Forward speed of your quadcopter is determined by the angle of attack. It is natural to maintain a level view plane as you pilot your craft. Most FPV racing frames offer some type of adjustable angle for the FPV camera. While flying, the camera does not move. As the picture changes, it is because the orientation of the quadcopter is changing.
The natural tendency when flying with straight forward speed is to keep the picture at a natural view. This means the horizon sits centrally in the image with ground and horizon taking up roughly half the top or half the bottom of the screen. Because of this tendency, fixing the camera at a higher angle naturally influences higher the forward speed of your craft.
This is very important for beginners to consider. We recommend starting your early flights with little to no camera up-tilt. A flatter camera angle will make it easier to hover in place without gaining forward momentum. Beginners should start with 0-10 degrees of tilt and slowly increase it as they feel more comfortable. Professional pilots fly with anywhere between 25 and 60 degrees of up-tilt. The best place to start experimenting with this is on a simulator. The risks of crashing are gone and it is easy and free to grasp the concept.
As you browse cameras, you'll come across specs that outline TVL. TVL or television lines is a definition for an analog camera's horizontal resolution power. This is comparable to pixel measurements found on new digital systems. In short: the higher the TVL rating, the higher quality the video image quality.
In theory FPV pilots want the best image quality possible. The higher the image quality comes with some complications. The increase in data can cause latency in the video system. High speed, high precision flying requires super quick reaction times. Less latency provides a 'crisp' handling feel and enables more technical flying.
600TVL cameras are the most widely used camera for good reason. This is the sweet spot when it comes to the quality / latency trade off. These cameras have 20ms of delay or less.
Working with older analog camera systems means we have to carefully consider aspect ratio. Today, any digital content will be 16:9 widescreen or wider. This older analog video technology is still using 4:3 standard ratio in most cases. This should be considered when buying video goggles. You'll likely want to match your video goggle and camera aspect ratio so the picture is not stretched.
Infrared Blocked vs Sensitive has an influence on the nighttime performance of your camera. IR blocked gives better daytime performance and better color. IR sensitive gives you a better picture in night or low light situations. Often times cameras will switch to black and white when the light gets low enough. Often times this is a setting that can be controlled from camera to camera.
The dynamic range of a camera influences the picture quality when there are contrasting light/dark areas on an image. As an example, sunrise or sunset can blow out the dark areas of an image if you're looking into the sun. Wide dynamic range equalizes the image preventing blowouts or blackouts.

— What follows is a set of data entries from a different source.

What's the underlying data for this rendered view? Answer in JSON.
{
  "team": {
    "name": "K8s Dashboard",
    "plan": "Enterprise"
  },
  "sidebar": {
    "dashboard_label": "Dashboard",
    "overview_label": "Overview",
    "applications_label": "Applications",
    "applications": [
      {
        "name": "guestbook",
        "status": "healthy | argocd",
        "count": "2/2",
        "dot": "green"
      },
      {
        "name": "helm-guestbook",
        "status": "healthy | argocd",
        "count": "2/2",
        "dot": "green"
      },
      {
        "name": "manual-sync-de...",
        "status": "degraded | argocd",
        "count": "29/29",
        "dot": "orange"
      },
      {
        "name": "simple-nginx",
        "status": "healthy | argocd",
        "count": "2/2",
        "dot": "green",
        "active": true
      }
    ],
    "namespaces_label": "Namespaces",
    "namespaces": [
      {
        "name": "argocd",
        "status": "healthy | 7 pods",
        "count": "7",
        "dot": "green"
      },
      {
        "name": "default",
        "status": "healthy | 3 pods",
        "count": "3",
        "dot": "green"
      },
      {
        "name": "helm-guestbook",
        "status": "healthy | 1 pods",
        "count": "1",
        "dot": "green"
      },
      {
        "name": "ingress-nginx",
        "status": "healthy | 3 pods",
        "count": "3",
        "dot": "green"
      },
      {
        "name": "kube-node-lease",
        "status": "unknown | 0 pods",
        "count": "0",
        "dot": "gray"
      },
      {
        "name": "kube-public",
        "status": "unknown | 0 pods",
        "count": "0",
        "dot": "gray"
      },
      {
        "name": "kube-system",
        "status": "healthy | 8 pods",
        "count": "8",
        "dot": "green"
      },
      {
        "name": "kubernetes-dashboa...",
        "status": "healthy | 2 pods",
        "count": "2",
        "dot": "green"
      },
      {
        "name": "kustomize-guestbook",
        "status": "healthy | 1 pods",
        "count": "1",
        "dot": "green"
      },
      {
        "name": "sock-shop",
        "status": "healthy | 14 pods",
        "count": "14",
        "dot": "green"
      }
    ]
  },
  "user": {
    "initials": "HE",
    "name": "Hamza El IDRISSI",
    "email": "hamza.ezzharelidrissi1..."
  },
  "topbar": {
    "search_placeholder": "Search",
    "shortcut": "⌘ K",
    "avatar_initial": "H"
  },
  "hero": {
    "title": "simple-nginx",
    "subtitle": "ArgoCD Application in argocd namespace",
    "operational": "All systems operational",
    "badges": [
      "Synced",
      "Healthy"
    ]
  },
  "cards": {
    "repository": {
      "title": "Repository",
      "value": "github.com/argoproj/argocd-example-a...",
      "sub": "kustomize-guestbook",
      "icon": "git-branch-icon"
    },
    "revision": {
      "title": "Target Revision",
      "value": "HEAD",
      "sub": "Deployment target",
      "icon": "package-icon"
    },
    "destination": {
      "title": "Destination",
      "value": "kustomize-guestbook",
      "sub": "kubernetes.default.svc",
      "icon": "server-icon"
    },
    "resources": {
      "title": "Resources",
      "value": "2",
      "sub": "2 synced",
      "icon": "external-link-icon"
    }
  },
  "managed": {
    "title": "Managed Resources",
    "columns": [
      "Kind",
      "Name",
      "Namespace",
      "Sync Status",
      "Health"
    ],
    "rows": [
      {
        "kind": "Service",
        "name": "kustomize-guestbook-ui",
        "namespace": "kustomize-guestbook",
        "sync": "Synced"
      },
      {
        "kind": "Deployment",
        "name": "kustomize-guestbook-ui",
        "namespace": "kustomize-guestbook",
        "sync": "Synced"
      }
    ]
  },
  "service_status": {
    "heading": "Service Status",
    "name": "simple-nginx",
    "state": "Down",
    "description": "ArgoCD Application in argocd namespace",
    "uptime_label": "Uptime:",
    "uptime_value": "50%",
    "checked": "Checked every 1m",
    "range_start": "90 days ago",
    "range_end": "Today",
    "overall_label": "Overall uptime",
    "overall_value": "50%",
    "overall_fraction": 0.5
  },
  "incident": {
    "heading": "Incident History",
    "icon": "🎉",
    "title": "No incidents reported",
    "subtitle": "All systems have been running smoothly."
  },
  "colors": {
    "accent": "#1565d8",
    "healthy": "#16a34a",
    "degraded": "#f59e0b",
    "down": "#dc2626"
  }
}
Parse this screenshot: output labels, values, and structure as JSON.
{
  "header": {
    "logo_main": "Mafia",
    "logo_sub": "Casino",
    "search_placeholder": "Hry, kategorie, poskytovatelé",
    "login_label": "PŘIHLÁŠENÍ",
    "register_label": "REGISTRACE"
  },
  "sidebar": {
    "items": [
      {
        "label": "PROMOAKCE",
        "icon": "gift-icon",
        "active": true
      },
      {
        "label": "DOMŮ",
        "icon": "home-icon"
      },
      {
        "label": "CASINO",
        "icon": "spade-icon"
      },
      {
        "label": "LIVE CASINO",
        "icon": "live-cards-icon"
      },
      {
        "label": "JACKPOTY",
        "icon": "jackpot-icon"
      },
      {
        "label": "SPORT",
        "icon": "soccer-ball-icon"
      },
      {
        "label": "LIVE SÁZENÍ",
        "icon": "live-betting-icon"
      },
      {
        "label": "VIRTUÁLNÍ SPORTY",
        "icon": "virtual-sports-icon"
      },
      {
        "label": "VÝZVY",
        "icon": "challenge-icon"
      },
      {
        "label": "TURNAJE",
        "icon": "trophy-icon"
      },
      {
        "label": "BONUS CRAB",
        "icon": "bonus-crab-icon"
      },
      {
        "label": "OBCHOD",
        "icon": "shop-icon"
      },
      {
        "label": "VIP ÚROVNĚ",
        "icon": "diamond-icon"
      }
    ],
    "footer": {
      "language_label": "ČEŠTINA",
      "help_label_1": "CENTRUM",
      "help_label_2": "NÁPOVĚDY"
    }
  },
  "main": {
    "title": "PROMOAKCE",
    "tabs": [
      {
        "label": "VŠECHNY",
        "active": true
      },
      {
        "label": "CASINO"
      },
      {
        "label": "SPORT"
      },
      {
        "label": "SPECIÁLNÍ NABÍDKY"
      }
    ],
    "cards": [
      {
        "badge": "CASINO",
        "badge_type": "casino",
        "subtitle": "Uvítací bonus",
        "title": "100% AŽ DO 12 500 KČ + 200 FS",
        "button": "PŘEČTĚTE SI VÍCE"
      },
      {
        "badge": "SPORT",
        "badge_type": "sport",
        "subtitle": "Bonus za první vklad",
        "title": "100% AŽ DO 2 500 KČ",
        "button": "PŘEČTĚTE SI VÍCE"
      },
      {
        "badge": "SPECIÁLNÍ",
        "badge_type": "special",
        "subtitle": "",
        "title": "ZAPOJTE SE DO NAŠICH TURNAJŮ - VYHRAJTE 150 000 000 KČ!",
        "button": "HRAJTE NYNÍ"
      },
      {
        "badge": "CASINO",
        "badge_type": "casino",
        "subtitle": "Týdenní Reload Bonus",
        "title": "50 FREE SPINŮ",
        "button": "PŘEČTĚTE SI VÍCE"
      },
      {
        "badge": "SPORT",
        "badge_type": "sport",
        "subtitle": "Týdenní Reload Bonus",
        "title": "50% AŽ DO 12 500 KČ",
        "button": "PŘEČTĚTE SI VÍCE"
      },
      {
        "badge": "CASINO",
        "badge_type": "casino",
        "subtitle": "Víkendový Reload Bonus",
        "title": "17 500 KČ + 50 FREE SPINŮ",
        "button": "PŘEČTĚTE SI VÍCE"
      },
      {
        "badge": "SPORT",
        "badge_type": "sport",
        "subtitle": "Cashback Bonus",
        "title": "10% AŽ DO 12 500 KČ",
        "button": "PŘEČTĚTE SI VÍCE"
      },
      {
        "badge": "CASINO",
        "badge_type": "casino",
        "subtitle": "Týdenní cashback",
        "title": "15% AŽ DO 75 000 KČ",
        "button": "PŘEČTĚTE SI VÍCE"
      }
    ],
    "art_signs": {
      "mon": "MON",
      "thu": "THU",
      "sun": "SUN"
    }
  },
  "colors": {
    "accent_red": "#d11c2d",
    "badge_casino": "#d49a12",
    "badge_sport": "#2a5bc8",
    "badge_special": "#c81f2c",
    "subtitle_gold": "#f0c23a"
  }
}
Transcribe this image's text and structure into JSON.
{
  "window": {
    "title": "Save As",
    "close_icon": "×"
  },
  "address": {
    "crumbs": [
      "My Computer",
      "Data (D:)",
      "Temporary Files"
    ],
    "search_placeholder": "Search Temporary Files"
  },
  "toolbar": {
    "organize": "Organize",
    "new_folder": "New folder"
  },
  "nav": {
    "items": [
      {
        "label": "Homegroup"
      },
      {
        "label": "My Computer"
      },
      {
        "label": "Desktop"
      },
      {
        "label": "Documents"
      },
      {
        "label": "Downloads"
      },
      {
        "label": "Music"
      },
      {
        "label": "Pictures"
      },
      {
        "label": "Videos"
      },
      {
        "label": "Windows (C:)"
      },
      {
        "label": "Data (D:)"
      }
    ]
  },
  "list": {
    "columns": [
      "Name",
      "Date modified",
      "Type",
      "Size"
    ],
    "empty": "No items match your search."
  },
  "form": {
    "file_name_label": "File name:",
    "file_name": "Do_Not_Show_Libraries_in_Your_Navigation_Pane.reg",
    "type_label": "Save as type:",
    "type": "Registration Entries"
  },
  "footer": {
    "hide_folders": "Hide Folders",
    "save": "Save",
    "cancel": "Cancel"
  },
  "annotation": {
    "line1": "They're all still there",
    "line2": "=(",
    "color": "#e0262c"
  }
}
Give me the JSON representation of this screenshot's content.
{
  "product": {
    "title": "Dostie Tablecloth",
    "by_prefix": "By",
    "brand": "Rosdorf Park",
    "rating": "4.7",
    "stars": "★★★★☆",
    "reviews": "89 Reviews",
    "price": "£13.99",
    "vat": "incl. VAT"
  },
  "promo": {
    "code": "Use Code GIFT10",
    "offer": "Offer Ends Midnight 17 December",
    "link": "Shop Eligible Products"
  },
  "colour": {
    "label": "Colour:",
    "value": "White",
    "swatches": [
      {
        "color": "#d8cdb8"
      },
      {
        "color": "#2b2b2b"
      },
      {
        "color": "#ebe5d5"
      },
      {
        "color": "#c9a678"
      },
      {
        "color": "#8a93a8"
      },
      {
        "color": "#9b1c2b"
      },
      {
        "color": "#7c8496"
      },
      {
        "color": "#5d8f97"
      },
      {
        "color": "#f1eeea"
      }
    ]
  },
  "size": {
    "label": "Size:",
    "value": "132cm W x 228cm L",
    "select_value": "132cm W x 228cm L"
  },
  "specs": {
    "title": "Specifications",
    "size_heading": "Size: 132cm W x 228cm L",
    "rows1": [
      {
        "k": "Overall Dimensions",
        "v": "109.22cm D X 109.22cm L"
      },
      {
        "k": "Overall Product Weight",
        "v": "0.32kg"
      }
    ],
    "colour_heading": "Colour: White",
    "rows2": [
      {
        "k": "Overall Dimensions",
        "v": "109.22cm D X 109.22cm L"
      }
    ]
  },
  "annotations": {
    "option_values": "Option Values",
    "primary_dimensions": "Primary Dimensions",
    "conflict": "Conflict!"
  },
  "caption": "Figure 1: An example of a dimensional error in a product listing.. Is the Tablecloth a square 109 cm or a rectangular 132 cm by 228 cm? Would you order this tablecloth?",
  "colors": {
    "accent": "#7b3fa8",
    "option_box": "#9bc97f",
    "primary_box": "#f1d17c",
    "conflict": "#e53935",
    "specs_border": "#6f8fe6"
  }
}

As mentioned in the beginning of the article, early FPV pilots were using modified CCTV surveillance camera gear to fly. With the explosive popularity of the hobby, advances from companies in the space have brought new application specific advances. These advances are great because the hobby is becoming more and more accessible.
An on-screen display or OSD is traditionally an external piece of hardware. They are used to display real time and static information as an overlay on a video feed. Most commonly an OSD is used to display battery information. Manufacturers began to incorporate these pieces of hardware within or as an add on for FPV cameras. Cameras like the RunCam Swift 2 are removing the need for an external OSD.
The surge of popularity in micro FPV is largely thanks to the small form factor cameras available on the market. Manufacturers like FXT have created combined camera + video transmitter combos not much bigger than a quarter. This has spawned a craze in the micro world with quadcopters like the Tiny Whoop.
Here are Controller Craft we curate a database of on-board cameras. See our listing of FPV cameras in the product database.
Last updated on February 7, 2017